Data inspection and preparation page

If you would like to end up with a set of only significant variables, based on a user-specified t-stat bound, you can select the Automatically option for the explanatory variables on the Build your own model page.

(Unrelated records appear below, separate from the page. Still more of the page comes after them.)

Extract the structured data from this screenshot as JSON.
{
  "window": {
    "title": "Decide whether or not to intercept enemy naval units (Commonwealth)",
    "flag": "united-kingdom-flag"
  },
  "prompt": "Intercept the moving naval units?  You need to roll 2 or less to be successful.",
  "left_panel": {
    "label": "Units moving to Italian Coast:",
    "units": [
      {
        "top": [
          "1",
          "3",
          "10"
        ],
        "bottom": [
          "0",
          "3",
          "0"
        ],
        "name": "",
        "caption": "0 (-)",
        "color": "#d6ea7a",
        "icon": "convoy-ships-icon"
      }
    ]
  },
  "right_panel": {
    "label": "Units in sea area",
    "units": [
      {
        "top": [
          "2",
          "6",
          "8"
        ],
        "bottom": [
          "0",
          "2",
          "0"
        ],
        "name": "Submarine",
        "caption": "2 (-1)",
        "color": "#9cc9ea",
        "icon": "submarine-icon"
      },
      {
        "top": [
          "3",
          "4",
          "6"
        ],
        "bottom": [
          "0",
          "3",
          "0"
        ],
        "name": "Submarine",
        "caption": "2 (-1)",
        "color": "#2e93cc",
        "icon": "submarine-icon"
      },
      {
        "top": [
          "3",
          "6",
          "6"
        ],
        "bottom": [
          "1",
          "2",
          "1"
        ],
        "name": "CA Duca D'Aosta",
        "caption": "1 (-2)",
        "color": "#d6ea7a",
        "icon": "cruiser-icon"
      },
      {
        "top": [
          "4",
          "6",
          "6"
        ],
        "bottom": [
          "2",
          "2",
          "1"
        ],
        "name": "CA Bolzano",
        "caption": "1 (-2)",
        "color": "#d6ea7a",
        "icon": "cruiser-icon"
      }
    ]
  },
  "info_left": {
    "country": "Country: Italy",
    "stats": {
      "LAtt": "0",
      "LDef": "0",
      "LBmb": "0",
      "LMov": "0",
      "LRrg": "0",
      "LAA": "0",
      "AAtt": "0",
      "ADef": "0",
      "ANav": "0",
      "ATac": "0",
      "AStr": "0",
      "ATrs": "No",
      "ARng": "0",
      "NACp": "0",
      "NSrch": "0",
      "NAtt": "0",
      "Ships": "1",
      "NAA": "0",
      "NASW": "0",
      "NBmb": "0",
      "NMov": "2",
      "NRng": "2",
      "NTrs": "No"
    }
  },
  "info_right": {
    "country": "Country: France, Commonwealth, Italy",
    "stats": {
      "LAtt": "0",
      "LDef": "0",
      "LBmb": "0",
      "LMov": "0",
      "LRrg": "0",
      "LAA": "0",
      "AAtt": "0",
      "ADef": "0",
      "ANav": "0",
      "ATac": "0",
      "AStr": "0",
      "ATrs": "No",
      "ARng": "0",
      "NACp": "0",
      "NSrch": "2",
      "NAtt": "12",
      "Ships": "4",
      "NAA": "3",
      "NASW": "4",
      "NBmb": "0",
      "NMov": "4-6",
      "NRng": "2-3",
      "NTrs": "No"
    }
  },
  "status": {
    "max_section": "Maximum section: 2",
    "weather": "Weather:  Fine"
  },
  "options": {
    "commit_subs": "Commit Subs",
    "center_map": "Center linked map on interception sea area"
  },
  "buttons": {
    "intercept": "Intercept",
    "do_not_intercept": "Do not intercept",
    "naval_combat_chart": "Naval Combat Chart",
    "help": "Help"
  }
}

Estimating the model leads to the following estimates.

Regression coefficients:

Beta                               Value        Std.Err         t-stat           Prob
beta_RB                           0.1692         0.0474          3.570     4.0098e-04   
beta_WPAC2                        0.9083         0.1476          6.153     1.8695e-09   
beta_WPAC4                       -0.5950         0.1118         -5.322     1.7235e-07   
beta_50fin                        0.4916         0.1719          2.860         0.0045   
beta_100fin1                     -0.1781         0.0533         -3.344     9.0407e-04   
beta_100fin2                     -0.3515         0.0643         -5.466     8.1630e-08   
beta_150fin2                      0.0894         0.0320          2.795         0.0054   
beta_500fin1                     -0.9462         0.2136         -4.430     1.2228e-05   
beta_wnd160.200_0.10            -35.4201         2.2560        -15.701         0.0000   
beta_wnd180.220_-4.4             92.1050         4.6275         19.904         0.0000   
beta_wnd180.210_-10.0           -20.3677         3.8036         -5.355     1.4566e-07   

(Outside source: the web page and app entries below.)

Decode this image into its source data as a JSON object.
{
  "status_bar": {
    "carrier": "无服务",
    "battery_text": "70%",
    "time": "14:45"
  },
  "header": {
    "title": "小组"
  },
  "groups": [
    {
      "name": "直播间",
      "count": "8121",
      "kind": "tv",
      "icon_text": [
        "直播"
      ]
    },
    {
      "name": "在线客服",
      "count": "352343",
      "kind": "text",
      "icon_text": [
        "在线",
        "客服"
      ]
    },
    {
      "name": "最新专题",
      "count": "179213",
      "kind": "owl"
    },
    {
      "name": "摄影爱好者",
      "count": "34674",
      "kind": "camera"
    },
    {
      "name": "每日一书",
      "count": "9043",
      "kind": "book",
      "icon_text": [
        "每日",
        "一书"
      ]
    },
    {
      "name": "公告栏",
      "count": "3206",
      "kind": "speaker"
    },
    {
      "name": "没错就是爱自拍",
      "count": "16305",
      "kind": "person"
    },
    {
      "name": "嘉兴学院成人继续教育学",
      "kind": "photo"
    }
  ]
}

State vector at period 2015-11-01:

Component                          Value        Std.Err         t-stat           Prob
Level                              24.19          2.799          8.640     2.2204e-16   

from which we can see that all variables are significant with an absolute t-stat of at least 2.795. The following figure shows the contribution of all X's combined $(X \hat{\beta})$ in the top panel and the individual contributions of the X's in a sandgraph in the bottom panel.

Contribution of all significant X's in a Sandgraph

Data inspection and preparation page

Regression model with ARMA(p,q) errors

The ACF plot of the predicted residuals shows that there is first and second lag autocorrelation left in the residuals. We can combat this by introducing ARMA(p,q) errors in the model. Select an additional ARMA(2,1) model from the Build your own model page, select all variables except the Date variable, set Explanatory variables to automatic and Estimate the model. The output is:

Variance of disturbances:

Variance type                      Value        q-ratio
Level variance                    0.0000              0   
ARMA variance                     0.0769              1   

ARMA properties:

Parameter type                     Value
Unconditional variance            1.0645   
AR2 phi1                          1.6105   
AR2 phi2                         -0.7024   
MA1 theta1                       -0.1509   

Regression coefficients:

Beta                               Value        Std.Err         t-stat           Prob
beta_WPAC3                        0.6416         0.1025          6.258     1.0117e-09   
beta_WPAC4                       -0.2615         0.0889         -2.941         0.0035   
beta_150fin2                     -0.1771         0.0412         -4.304     2.1204e-05   
beta_200fin1                      0.1417         0.0423          3.345     9.0050e-04   
beta_250fin2                      0.3072         0.0981          3.133         0.0019   
beta_wnd160.200_0.10             -5.5813         1.4499         -3.849     1.3797e-04   
beta_wnd180.220_-4.4             11.9443         2.6044          4.586     6.0621e-06   
beta_wnd180.210_-10.0            -6.6402         2.0543         -3.232         0.0013   

State vector at period 2015-11-01:

Component                          Value        Std.Err         t-stat           Prob
Level                             14.058         1.5445          9.102              0   
ARMA(p,q)                          1.990         0.1953         10.189              0     

The ACF show no residual correlation in the first lags but the 12th lag has a large spike. This is due to the missing of a seasonal component. Additional measures can be lagged explanatory variables or a monthly seasonal component.



Durbin, J. and Koopman, S. J. (2012). Time series analysis by state space methods. Oxford university press.

Harvey, A. (1989). Forecasting, Structural Time Series Models and the Kalman Filter. Cambridge: Cambridge University Press. doi:10.1017/CBO9781107049994